#### Try it
Output the listing below, keeping each line exactly as it stands.

---*---

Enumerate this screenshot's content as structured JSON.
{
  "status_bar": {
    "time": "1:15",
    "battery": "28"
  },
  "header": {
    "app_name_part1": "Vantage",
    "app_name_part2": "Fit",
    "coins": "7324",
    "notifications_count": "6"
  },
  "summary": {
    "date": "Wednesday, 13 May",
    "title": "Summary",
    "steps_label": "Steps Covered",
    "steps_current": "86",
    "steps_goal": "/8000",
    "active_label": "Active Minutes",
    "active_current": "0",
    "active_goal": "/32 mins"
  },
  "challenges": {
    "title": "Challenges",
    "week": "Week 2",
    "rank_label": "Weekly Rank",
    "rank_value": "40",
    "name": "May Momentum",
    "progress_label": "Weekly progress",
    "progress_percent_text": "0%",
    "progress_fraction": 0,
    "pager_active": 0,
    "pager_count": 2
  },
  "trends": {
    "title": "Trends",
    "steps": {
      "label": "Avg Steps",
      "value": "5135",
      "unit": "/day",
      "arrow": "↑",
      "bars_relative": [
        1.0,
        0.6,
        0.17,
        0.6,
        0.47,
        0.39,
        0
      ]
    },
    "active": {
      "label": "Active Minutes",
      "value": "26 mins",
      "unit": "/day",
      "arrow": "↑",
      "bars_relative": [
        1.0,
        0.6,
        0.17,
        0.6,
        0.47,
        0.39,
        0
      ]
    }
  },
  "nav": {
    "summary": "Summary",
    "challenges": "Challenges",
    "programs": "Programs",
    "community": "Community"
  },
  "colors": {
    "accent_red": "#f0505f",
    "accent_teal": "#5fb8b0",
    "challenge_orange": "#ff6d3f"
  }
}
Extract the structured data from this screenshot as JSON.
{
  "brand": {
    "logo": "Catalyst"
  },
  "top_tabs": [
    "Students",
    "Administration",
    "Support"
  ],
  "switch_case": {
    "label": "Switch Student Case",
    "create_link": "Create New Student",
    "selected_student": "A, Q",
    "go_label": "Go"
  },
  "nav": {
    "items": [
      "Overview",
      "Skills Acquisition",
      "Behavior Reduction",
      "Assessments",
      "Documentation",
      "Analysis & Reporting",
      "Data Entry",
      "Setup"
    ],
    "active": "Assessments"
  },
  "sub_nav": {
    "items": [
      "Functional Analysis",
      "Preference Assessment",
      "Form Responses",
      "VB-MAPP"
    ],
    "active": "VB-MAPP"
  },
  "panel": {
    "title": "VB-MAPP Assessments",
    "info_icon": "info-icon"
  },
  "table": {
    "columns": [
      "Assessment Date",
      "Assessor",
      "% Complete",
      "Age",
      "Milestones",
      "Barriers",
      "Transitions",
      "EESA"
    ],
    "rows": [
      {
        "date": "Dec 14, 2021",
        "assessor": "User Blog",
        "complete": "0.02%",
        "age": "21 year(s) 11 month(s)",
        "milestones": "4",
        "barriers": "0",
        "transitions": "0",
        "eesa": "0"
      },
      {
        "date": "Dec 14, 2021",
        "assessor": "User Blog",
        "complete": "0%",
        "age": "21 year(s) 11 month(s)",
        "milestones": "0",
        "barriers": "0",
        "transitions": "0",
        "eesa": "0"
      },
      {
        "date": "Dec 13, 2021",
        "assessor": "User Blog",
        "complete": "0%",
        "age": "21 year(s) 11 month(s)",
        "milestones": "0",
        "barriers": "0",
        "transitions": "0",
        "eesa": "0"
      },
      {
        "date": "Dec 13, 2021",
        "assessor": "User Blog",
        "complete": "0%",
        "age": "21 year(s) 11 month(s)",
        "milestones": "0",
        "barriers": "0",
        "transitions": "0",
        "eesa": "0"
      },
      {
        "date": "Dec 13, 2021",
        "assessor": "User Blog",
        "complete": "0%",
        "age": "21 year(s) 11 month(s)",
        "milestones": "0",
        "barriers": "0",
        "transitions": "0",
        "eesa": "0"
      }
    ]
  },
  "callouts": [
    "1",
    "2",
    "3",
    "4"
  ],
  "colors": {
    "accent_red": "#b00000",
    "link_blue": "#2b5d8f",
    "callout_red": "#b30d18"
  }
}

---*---

#### Answer below
Enumerate this screenshot's content as structured JSON.
{
  "status_bar": {
    "time": "1:15",
    "battery": "28"
  },
  "header": {
    "app_name_part1": "Vantage",
    "app_name_part2": "Fit",
    "coins": "7324",
    "notifications_count": "6"
  },
  "summary": {
    "date": "Wednesday, 13 May",
    "title": "Summary",
    "steps_label": "Steps Covered",
    "steps_current": "86",
    "steps_goal": "/8000",
    "active_label": "Active Minutes",
    "active_current": "0",
    "active_goal": "/32 mins"
  },
  "challenges": {
    "title": "Challenges",
    "week": "Week 2",
    "rank_label": "Weekly Rank",
    "rank_value": "40",
    "name": "May Momentum",
    "progress_label": "Weekly progress",
    "progress_percent_text": "0%",
    "progress_fraction": 0,
    "pager_active": 0,
    "pager_count": 2
  },
  "trends": {
    "title": "Trends",
    "steps": {
      "label": "Avg Steps",
      "value": "5135",
      "unit": "/day",
      "arrow": "↑",
      "bars_relative": [
        1.0,
        0.6,
        0.17,
        0.6,
        0.47,
        0.39,
        0
      ]
    },
    "active": {
      "label": "Active Minutes",
      "value": "26 mins",
      "unit": "/day",
      "arrow": "↑",
      "bars_relative": [
        1.0,
        0.6,
        0.17,
        0.6,
        0.47,
        0.39,
        0
      ]
    }
  },
  "nav": {
    "summary": "Summary",
    "challenges": "Challenges",
    "programs": "Programs",
    "community": "Community"
  },
  "colors": {
    "accent_red": "#f0505f",
    "accent_teal": "#5fb8b0",
    "challenge_orange": "#ff6d3f"
  }
}
Extract the structured data from this screenshot as JSON.
{
  "brand": {
    "logo": "Catalyst"
  },
  "top_tabs": [
    "Students",
    "Administration",
    "Support"
  ],
  "switch_case": {
    "label": "Switch Student Case",
    "create_link": "Create New Student",
    "selected_student": "A, Q",
    "go_label": "Go"
  },
  "nav": {
    "items": [
      "Overview",
      "Skills Acquisition",
      "Behavior Reduction",
      "Assessments",
      "Documentation",
      "Analysis & Reporting",
      "Data Entry",
      "Setup"
    ],
    "active": "Assessments"
  },
  "sub_nav": {
    "items": [
      "Functional Analysis",
      "Preference Assessment",
      "Form Responses",
      "VB-MAPP"
    ],
    "active": "VB-MAPP"
  },
  "panel": {
    "title": "VB-MAPP Assessments",
    "info_icon": "info-icon"
  },
  "table": {
    "columns": [
      "Assessment Date",
      "Assessor",
      "% Complete",
      "Age",
      "Milestones",
      "Barriers",
      "Transitions",
      "EESA"
    ],
    "rows": [
      {
        "date": "Dec 14, 2021",
        "assessor": "User Blog",
        "complete": "0.02%",
        "age": "21 year(s) 11 month(s)",
        "milestones": "4",
        "barriers": "0",
        "transitions": "0",
        "eesa": "0"
      },
      {
        "date": "Dec 14, 2021",
        "assessor": "User Blog",
        "complete": "0%",
        "age": "21 year(s) 11 month(s)",
        "milestones": "0",
        "barriers": "0",
        "transitions": "0",
        "eesa": "0"
      },
      {
        "date": "Dec 13, 2021",
        "assessor": "User Blog",
        "complete": "0%",
        "age": "21 year(s) 11 month(s)",
        "milestones": "0",
        "barriers": "0",
        "transitions": "0",
        "eesa": "0"
      },
      {
        "date": "Dec 13, 2021",
        "assessor": "User Blog",
        "complete": "0%",
        "age": "21 year(s) 11 month(s)",
        "milestones": "0",
        "barriers": "0",
        "transitions": "0",
        "eesa": "0"
      },
      {
        "date": "Dec 13, 2021",
        "assessor": "User Blog",
        "complete": "0%",
        "age": "21 year(s) 11 month(s)",
        "milestones": "0",
        "barriers": "0",
        "transitions": "0",
        "eesa": "0"
      }
    ]
  },
  "callouts": [
    "1",
    "2",
    "3",
    "4"
  ],
  "colors": {
    "accent_red": "#b00000",
    "link_blue": "#2b5d8f",
    "callout_red": "#b30d18"
  }
}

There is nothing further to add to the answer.